My name is Sarah Kim and I am a conservation/preservation intern at the John J. Burns Library. I am entering my second year in the Bookbinding program at the North Bennet Street School.
This summer, under the guidance of Burns conservator Barbara Adams Hebard, I had the wonderful opportunity to repair De Bello Belgico, a two-set 17th century series, written by Galluccio Angelo, SJ (1593-1674), about the early history (ca. 1592 – 1609) of the Dutch War for Independence from Philip II of Spain. This book was previously owned by Carlo De Poortere (1917-2002), the scion of a famous textiles family who was known for his prestigious book collection.
Our first step was to document the condition of the book before treatment with standard images, including a label with the date and the condition of the book, a color grid, a detailed description about the book, and a ruler to show scale.
It’s important to take pictures to show the condition of the book before, during, and after treatments so future users can see how it was conserved. Along with the images, conservators also prepare a treatment report to document the condition of the book before it is treated, the treatment that was performed during the repairs, and the result of the treatments. For pre-treatment condition reports, conservators make detailed notes about materials the book was made from and any damage. For example, this book is a full-leather, brown, mottled sheepskin binding, with bumped corners (see explanation below) on the boards, and red and blue flower patterned endpapers.

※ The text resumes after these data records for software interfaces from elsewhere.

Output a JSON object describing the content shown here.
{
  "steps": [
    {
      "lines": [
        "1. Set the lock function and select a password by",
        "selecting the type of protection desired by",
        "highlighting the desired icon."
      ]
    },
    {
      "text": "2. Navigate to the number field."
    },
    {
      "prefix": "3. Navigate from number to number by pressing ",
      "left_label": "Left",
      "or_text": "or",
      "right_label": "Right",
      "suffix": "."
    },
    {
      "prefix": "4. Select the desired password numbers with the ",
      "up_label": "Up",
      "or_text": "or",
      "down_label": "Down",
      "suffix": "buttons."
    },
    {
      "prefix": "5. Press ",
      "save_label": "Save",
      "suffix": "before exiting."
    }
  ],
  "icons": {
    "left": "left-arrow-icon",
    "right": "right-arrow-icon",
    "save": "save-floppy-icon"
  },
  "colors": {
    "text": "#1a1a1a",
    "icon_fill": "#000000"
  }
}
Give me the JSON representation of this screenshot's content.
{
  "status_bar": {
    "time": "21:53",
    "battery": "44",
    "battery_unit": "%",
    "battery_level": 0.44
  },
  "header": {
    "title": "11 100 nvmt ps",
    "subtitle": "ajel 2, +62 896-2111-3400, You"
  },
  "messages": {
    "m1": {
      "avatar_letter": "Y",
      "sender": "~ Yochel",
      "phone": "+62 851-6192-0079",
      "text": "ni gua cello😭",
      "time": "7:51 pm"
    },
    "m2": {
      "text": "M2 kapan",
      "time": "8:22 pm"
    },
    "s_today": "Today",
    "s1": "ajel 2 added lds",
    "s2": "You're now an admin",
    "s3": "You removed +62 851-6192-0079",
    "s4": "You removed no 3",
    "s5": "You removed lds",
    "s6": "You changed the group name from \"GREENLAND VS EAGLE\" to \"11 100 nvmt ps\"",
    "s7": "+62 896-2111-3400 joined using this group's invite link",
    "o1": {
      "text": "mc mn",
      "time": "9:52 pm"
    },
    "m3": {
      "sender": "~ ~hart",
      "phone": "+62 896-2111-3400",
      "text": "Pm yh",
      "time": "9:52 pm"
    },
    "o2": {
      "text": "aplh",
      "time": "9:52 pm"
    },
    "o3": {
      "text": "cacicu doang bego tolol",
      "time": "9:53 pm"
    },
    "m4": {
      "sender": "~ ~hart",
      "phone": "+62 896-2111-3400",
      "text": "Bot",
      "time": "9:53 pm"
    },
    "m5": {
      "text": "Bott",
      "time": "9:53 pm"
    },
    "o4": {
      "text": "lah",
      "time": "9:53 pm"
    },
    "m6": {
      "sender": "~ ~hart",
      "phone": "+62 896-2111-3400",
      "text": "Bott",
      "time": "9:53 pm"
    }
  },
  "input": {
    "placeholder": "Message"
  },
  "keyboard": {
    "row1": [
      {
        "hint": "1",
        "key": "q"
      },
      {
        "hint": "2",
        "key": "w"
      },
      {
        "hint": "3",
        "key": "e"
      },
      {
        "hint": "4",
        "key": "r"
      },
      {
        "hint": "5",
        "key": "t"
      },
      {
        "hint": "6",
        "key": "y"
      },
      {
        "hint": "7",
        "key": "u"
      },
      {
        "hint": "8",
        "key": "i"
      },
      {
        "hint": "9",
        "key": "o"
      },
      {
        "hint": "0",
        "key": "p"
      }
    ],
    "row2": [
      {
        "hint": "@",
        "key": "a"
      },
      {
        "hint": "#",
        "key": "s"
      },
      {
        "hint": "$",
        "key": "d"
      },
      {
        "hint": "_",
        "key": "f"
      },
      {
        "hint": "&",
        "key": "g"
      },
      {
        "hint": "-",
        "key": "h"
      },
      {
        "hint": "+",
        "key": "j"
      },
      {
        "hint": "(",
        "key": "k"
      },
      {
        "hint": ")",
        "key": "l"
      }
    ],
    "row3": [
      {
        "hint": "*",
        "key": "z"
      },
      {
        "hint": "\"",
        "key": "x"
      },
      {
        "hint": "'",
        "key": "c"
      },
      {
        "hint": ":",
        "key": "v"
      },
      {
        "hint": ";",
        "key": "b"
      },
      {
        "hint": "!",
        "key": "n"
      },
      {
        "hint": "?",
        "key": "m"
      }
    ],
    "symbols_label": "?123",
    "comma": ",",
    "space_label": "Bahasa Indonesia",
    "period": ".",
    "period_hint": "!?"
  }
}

For the treatment, the first thing that I did was surface clean the books. First, I used a soft, goat hair brush to gently remove any dirt and dust on the boards, spines, edges of the text blocks, and the endpapers. Then, with the Gonzo sponge, which is made of dense latex, I would gently dab on all the surface to pick up finer sediments.
After the surface cleaning, I did some corner repairs. As you can see in the picture above, the corners are damaged (“bumped”), curling into the textblock. This is a common damage to books that have been used over long periods of time. Using a syringe, I carefully inserted a thin wheat starch paste into the boards at the corners to make them slightly damp and flexible. Then, with binder clips, I clamped the corners with small support boards to assure that they dry flat.
These are now left to dry overnight. The next day, I performed the same process on the back board corners.
As you can see in the above pictures, the cover boards are much straighter than they were. The corners are now much smoother after the treatment. “Unbumping” the corners also helps preserve the textblock too, reducing the risk of pages getting caught in the corners and tearing during use.
Finally, I sat by the lab’s fume hood to gently brush on leather consolidant—a solution of klucel-g and ethanol—on all the leather parts of the book. Have you ever experienced dark red or brown streaks or powder on your hands after touching an old leather book? That’s called red rot. The leather consolidant helps prevent leather from becoming parched and flaking off. In a way, it’s like putting lotion on your skin to keep it from drying out. Klucel-g is mixed in with ethanol because the ethanol will evaporate, leaving behind the consolidant to seal the leather. If you were to mix the solution with water instead, you risk dampening the leather to the point where it can be permanently darkened. The ethanol acts as a carrier to the klucel-g until it is exposed to air and evaporates.
After the leather consolidant dries, the repair process is finished. To complete the treatment, we take the “after pictures.
Book repair and conservation is part of the bookbinding curriculum at the North Bennet Street School. I am glad for the opportunity to put the skills I have learned at school into practice on a rare book at the Burns Library. I am also glad to have had the opportunity to be in a conservation lab working on other rare books as well. This summer, I also worked on preserving English novelist Graham Greene’s (1904-1991) collection of books by placing the dust jackets into protective, archival mylar sheets. I also helped with emergency preparedness, monitoring the temperature and humidity levels in the Burns Library, and preparing supports for the Being Social Before Social Media exhibition. Working with Barbara has been an invaluable experience, because I was able to see the many overarching responsibilities a library conservator has and it only affirmed the importance of conservators in the bookbinding world. As I continue to study bookbinding this coming fall, it is my hope that I will be able to help preserve books and other materials that continue to tell stories of how the world has changed.
Sarah Kim, Burns Library Conservation Intern and North Bennet Street School Bookbinding student (’18)